Wow. The stats from a study by Dr. John F. Helliwell reveals that married people are happier than single people (link here and source here).  To be politically-sensitive, our first reaction might be that we should be quiet about this because it might irk a negative reaction from single people who are set on staying single and who will want to justify their singlehood.  On the otherhand, this news (or old news) should be shouted from the housetops: that married life is to be celebrated.

People who are divorced may disagree with this though.  Their experience of living together with a spouse in an unhappy marriage is subjective and very personal to them, and can be true because it’s based on their own personal experience.

This can pose another question for us to think about.  What makes a happy marriage?  Maybe we can go back to the bible on this one.

Physical exercise vs spiritual exercise?

As ministers, missionaries, etc. who serve in church and Christian organizations we do work that’s supposed to be good for the mind and spirit…you know, stuff like reading the Bible, biblical commentaries, exegesis, sermon preparation, counselling, and other church-related work, etc.  The work we do is related to spiritual health, but doing this to the exclusion of physical exercise is counter-productive.

As ministers and spiritual leaders, I think it is easy for us to make excuses because we rationalize that spiritual exercise is better than physical exercise.  Out of convenience, we take 1 Timothy 4:7-9 out of context.  Fact is, many of us are overweight.  A better rationale is: physical exercise can extend the length and effectiveness of  ministry.
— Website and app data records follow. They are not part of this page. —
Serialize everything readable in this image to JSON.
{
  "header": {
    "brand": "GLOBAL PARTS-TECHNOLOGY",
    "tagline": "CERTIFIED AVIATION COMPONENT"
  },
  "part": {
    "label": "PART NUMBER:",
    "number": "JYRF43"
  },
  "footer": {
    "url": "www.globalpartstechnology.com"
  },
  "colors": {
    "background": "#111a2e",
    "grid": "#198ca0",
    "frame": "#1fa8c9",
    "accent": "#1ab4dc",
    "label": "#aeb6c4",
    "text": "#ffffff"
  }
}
An interesting website/blog I ran into at Faith and Health Connection is directed toward pastors like me who rationalize spiritual health over physical health. (above image is their Model of Faith and Health).

Here’s a video gone viral that made me think about my health. Maybe it will for you too.